Popham, S. (2016). Disempowered minority students: The struggle for power and position in a graduate professional writing program. Programmatic Perspectives, 8(2), 72-95.
Savage, G., & Mattson, K. (2011). Perceptions of racial and ethnic diversity in technical communication programs. Programmatic Perspectives, 3(1), 5-57.
Savage, G., & Matveeva, N. (2011). Toward racial and ethnic diversity in technical communication programs: A study of technical communication in historically black colleges and universities and tribal colleges and universities in the United States. Programmatic Perspectives, 3(1), 152-179.
Spinuzzi, C. (2015). All edge. In All Edge. University of Chicago Press.

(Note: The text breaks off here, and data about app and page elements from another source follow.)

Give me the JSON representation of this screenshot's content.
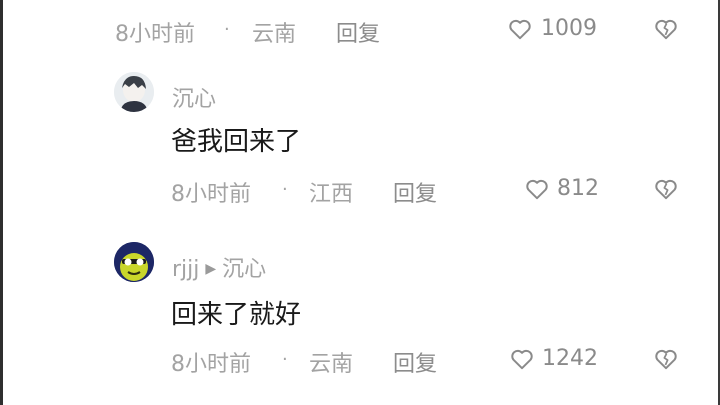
{
  "comments": [
    {
      "time": "8小时前",
      "separator": "·",
      "location": "云南",
      "reply_label": "回复",
      "likes": "1009"
    },
    {
      "username": "沉心",
      "text": "爸我回来了",
      "time": "8小时前",
      "separator": "·",
      "location": "江西",
      "reply_label": "回复",
      "likes": "812"
    },
    {
      "username": "rjjj",
      "reply_to": "沉心",
      "text": "回来了就好",
      "time": "8小时前",
      "separator": "·",
      "location": "云南",
      "reply_label": "回复",
      "likes": "1242"
    }
  ],
  "icons": {
    "like": "heart-outline-icon",
    "dislike": "broken-heart-icon"
  }
}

Spinuzzi, C. (2014). How nonemployer firms stage-manage ad hoc collaboration: An activity theory analysis. Technical Communication Quarterly, 23(2), 88-114.
Walton, R., Moore, K. R., & Jones, N. N. (2019). Technical communication after the social justice turn: Building coalitions for action. Routledge.
Walwema, J., & Arzu Carmichael, F. (2021). “Are You Authorized to Work in the US?” Investigating “Inclusive” Practices in Rhetoric and Technical Communication Job Descriptions.Technical Communication Quarterly,30(2), 107-122.
Wisniewski, E. C. (2018). Novice engineers and project management communication in the workplace. Technical Communication, 65(2), 153-168.
About the Guest Editors
Dr. Chris Dayley is an assistant professor of English and director of the Master of Arts in Technical Communication program at Texas State University. His research interests include social justice, ethics, and issues of diversity and inclusion in technical and professional communication academic programs. Chris’ work has appeared in Programmatic Perspectives, Technical Communication Quarterly, and Communication Design Quarterly.
Dr. Isidore K. Dorpenyo is Associate Professor of English at George Mason University. His research focuses on election technology, international technical communication,social justice, and localization. He is the author of the book:User-localization Strategies in the Face of Technological Breakdown. He has co-guest edited two special issues: “Enacting Social Justice” forIEEE Transactions on Professional Communicationand “Technical Communication, Civic Engagement, and Election Technologies” forTechnical Communication. He has published inTechnical Communication Quarterly, Community Literacy Journal, the Journal of Business and Technical Communication,Technical Communication,IEEE Transactions on Professional Communication,Programmatic Perspectives, and theJournal of Technical Writing and Communication.